▸ WHAT IS REQUIRED: Please report every line of the listing below that has the word "icon" in it.
|---|
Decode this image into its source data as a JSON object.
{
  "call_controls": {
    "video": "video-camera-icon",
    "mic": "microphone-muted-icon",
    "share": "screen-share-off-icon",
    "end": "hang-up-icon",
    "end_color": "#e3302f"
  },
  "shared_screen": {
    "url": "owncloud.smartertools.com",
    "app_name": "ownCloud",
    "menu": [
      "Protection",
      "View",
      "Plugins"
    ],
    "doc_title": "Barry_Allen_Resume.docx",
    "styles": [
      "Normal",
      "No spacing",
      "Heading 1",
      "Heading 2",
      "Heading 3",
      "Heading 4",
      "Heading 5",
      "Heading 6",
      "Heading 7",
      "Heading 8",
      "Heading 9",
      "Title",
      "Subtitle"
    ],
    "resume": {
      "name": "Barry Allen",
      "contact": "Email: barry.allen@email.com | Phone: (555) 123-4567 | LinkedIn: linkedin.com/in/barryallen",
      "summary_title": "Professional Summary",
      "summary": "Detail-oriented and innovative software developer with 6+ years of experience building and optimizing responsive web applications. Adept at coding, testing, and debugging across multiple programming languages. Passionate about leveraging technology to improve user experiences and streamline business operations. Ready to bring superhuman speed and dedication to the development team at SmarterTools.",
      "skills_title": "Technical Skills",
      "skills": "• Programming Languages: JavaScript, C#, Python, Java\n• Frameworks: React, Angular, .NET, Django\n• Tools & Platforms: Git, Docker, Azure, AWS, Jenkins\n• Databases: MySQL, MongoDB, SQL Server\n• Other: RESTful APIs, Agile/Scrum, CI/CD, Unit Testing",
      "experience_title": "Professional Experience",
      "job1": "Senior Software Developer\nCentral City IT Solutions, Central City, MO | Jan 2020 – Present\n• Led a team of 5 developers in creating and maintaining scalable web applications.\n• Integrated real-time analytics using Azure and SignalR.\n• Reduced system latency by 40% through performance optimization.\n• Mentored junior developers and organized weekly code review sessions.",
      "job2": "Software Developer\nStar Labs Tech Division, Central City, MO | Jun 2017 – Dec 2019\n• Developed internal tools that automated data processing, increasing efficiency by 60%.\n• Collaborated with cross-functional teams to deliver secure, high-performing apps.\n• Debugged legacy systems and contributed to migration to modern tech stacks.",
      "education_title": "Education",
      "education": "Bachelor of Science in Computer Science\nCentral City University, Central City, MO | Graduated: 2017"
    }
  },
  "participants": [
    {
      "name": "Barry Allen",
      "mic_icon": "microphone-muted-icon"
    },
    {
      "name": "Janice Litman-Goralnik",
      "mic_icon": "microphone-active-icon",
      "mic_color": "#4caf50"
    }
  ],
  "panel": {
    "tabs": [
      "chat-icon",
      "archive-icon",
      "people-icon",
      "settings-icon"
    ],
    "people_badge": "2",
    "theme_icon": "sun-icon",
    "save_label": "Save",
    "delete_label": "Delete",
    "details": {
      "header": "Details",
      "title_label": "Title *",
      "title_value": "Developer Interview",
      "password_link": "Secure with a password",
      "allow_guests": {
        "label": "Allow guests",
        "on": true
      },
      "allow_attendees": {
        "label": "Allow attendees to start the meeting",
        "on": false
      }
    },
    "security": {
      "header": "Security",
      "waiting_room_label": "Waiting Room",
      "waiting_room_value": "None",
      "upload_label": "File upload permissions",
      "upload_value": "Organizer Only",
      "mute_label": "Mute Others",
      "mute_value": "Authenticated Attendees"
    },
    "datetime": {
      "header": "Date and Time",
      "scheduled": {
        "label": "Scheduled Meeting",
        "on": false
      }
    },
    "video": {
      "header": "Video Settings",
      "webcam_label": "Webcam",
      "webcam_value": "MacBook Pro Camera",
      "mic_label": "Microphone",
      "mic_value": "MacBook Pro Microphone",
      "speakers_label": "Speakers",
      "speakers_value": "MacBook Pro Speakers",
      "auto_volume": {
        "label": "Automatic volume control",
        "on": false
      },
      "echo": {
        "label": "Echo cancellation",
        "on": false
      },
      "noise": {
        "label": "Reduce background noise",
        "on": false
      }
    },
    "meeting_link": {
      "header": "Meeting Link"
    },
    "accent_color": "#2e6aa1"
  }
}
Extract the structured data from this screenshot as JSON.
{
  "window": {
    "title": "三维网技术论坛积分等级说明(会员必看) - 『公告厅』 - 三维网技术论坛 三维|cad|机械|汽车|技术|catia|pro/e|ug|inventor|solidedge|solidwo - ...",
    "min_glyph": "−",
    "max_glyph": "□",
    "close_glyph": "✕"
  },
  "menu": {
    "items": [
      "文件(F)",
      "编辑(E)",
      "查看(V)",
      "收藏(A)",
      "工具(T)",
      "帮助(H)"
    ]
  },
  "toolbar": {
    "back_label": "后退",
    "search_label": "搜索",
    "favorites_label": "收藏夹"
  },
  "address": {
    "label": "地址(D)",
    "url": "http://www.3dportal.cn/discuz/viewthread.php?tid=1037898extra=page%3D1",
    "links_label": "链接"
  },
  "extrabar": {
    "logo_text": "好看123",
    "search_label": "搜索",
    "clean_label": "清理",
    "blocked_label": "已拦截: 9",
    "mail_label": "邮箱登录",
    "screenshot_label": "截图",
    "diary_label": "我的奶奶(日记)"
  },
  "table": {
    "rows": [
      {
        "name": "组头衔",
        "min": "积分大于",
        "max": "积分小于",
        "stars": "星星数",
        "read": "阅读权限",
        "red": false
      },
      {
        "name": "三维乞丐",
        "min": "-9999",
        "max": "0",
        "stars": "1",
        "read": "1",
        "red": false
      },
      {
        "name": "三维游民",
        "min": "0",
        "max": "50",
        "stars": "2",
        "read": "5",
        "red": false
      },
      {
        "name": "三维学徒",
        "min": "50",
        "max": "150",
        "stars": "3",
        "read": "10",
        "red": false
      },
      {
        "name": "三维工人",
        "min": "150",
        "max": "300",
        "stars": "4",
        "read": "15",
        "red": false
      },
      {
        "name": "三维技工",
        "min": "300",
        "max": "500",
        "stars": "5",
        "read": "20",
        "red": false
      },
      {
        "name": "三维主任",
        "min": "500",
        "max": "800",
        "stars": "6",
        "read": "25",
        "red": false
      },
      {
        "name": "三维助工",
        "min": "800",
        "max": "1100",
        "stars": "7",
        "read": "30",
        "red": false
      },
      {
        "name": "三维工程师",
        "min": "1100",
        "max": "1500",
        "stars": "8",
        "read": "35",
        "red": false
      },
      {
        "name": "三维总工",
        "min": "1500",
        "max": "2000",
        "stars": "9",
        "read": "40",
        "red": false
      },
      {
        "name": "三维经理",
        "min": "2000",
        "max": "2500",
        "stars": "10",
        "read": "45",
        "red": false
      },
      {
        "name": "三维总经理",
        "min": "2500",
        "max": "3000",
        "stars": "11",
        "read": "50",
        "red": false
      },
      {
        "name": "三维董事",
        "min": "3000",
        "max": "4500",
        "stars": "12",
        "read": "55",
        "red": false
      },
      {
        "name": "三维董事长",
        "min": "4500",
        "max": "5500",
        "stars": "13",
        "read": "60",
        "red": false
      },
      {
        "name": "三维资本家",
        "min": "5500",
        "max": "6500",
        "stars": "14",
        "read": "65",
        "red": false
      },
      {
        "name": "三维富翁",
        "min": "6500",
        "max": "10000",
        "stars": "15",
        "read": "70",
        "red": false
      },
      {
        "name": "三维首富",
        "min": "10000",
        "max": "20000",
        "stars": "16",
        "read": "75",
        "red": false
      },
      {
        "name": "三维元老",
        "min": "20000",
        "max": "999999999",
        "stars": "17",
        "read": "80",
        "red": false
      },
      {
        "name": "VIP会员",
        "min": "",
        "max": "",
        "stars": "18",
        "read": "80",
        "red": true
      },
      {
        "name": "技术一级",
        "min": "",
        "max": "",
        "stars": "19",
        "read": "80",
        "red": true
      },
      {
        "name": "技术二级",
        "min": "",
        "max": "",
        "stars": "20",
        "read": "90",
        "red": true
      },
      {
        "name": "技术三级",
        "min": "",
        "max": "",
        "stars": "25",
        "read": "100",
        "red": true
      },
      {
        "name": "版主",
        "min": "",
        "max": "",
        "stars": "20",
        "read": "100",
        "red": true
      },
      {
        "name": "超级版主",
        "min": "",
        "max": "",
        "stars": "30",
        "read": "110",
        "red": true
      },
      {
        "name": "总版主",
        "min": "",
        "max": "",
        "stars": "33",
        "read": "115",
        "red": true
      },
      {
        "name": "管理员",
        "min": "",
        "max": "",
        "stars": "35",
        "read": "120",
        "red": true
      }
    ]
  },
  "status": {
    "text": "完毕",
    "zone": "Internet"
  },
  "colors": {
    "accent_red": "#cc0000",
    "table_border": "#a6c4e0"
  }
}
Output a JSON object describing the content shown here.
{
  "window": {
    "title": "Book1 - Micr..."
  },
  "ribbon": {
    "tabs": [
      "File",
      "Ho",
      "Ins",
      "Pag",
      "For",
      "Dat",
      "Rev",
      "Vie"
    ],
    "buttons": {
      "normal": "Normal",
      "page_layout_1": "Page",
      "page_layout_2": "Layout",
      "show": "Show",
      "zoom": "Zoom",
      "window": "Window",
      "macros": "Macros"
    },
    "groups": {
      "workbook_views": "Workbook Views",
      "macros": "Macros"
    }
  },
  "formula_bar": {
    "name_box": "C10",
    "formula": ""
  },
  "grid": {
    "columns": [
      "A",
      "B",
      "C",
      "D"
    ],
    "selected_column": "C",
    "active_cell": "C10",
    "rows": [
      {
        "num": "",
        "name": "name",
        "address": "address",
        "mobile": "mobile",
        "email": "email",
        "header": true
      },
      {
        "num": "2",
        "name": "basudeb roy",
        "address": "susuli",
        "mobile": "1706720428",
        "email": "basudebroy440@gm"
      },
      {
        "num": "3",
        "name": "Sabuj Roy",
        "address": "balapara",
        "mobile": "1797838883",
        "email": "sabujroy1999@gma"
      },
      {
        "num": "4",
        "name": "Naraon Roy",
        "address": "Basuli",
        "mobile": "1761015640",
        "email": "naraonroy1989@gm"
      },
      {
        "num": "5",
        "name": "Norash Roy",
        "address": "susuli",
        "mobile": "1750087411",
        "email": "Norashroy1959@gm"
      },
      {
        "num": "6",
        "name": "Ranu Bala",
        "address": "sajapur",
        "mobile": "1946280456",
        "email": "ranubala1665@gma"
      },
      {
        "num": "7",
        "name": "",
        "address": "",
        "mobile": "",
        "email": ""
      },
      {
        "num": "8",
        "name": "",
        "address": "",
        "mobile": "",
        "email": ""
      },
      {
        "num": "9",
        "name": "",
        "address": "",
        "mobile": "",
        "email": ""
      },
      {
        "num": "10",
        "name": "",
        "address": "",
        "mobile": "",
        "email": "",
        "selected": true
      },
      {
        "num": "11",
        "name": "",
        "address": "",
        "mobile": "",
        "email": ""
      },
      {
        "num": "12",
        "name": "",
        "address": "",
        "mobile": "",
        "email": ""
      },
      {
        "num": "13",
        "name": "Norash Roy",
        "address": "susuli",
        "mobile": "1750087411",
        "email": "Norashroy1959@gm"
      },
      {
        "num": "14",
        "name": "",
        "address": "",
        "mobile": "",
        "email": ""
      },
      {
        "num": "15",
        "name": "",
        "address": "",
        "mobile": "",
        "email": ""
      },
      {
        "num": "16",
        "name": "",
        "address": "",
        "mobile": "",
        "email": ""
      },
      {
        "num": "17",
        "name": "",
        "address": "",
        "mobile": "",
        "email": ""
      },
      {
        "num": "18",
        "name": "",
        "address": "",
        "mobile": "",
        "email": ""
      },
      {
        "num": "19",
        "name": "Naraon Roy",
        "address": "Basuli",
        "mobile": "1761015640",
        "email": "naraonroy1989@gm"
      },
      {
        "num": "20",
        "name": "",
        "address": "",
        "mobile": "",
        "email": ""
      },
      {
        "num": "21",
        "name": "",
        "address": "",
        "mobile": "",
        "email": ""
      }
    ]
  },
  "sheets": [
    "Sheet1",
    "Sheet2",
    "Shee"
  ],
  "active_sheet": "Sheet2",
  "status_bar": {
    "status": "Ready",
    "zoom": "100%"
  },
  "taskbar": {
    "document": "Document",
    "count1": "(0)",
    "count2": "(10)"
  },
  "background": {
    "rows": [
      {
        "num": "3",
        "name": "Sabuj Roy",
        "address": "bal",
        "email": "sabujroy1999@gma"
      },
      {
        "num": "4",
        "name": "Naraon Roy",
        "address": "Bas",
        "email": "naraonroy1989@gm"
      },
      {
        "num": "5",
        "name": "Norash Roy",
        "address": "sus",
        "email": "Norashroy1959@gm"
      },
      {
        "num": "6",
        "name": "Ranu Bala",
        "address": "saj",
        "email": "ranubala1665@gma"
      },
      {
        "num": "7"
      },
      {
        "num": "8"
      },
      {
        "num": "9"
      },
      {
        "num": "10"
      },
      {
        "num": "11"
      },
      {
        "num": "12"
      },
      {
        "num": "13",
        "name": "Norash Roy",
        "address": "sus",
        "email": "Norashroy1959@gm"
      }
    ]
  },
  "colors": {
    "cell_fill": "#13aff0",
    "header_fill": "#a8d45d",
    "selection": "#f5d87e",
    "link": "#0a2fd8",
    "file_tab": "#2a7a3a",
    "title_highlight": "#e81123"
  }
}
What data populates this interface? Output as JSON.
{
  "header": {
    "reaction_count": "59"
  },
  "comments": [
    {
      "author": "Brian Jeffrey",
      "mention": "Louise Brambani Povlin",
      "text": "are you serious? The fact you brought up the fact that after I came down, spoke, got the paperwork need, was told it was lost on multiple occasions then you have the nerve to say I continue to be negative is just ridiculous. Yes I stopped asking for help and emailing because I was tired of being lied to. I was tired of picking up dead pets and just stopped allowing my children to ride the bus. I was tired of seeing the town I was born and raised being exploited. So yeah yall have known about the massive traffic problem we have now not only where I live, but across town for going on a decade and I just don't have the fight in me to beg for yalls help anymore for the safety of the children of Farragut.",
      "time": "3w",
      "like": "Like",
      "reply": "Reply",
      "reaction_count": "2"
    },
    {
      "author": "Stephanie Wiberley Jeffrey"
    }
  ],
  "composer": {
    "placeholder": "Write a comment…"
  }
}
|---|
▸ SOLUTION TO THE EXERCISE:
    "video": "video-camera-icon",
    "mic": "microphone-muted-icon",
    "share": "screen-share-off-icon",
    "end": "hang-up-icon",
      "mic_icon": "microphone-muted-icon"
      "mic_icon": "microphone-active-icon",
      "chat-icon",
      "archive-icon",
      "people-icon",
      "settings-icon"
    "theme_icon": "sun-icon",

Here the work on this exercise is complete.